### TO DO
In the records below, tally every line containing "name". Report only the total.
===== SUPPLIED INFORMATION
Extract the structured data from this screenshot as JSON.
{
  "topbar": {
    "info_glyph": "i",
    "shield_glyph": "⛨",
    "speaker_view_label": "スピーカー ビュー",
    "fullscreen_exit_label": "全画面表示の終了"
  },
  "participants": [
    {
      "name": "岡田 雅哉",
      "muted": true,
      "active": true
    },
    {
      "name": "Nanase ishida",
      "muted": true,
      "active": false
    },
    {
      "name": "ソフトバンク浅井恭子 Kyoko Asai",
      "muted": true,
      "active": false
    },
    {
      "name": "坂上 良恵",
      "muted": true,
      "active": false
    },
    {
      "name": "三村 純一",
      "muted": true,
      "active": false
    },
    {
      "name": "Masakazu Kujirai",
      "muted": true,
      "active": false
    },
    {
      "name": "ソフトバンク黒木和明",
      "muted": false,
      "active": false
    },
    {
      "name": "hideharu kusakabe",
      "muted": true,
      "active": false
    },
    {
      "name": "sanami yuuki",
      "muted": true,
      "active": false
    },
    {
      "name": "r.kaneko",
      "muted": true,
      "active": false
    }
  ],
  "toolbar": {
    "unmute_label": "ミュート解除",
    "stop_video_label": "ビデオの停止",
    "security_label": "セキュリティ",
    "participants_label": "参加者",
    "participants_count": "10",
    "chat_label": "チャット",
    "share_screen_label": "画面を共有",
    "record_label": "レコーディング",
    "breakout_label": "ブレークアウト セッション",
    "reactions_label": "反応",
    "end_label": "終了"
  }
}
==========
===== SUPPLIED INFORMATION
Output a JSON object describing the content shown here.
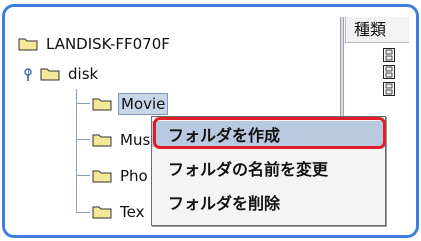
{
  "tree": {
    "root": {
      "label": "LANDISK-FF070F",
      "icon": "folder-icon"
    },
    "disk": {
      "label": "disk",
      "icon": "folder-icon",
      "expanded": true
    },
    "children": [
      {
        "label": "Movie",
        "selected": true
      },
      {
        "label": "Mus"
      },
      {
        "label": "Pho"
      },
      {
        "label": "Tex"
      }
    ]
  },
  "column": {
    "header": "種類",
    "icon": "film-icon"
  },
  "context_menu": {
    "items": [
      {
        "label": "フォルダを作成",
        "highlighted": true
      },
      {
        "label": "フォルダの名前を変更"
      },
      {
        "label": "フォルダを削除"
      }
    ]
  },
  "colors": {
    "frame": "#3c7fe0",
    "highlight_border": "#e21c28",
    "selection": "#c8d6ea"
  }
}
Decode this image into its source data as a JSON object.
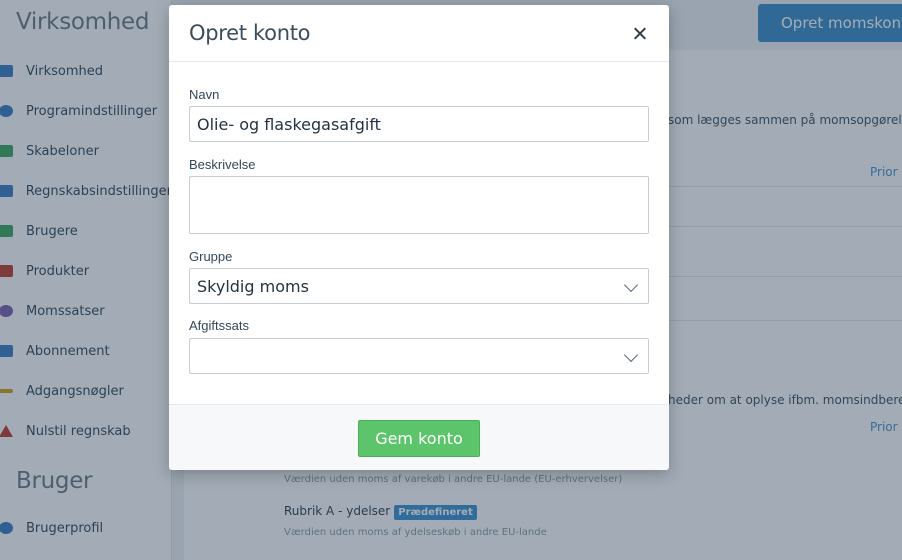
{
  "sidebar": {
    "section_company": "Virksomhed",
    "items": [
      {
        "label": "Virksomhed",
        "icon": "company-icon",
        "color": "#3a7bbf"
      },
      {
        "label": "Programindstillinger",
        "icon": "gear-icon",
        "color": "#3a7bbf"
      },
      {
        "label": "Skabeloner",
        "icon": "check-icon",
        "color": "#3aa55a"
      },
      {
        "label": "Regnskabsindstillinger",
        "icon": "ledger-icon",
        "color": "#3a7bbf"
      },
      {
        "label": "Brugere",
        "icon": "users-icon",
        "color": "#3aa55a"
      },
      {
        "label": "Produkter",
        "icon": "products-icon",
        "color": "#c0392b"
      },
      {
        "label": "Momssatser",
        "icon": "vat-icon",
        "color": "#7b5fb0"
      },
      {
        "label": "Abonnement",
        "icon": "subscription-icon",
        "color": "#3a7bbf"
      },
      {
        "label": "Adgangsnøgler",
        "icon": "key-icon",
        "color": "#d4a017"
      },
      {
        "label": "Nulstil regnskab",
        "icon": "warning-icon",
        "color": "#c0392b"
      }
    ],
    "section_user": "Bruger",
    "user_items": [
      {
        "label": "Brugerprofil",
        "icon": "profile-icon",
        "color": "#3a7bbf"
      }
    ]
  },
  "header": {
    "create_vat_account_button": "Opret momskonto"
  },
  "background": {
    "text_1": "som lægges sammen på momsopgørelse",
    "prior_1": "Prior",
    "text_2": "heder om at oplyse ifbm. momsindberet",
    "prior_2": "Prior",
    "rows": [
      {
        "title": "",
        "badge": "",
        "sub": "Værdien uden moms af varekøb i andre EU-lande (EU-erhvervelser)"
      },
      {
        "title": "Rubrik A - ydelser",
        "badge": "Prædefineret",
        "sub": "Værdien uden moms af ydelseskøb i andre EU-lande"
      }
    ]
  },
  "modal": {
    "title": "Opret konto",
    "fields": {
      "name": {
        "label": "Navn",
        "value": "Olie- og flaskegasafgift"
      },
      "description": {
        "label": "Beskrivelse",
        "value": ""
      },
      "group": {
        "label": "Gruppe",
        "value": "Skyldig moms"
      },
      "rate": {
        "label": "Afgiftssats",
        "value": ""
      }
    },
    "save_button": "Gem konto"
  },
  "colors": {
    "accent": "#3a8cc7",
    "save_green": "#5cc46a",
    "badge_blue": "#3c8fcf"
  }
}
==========
### SOLVED PROBLEM
11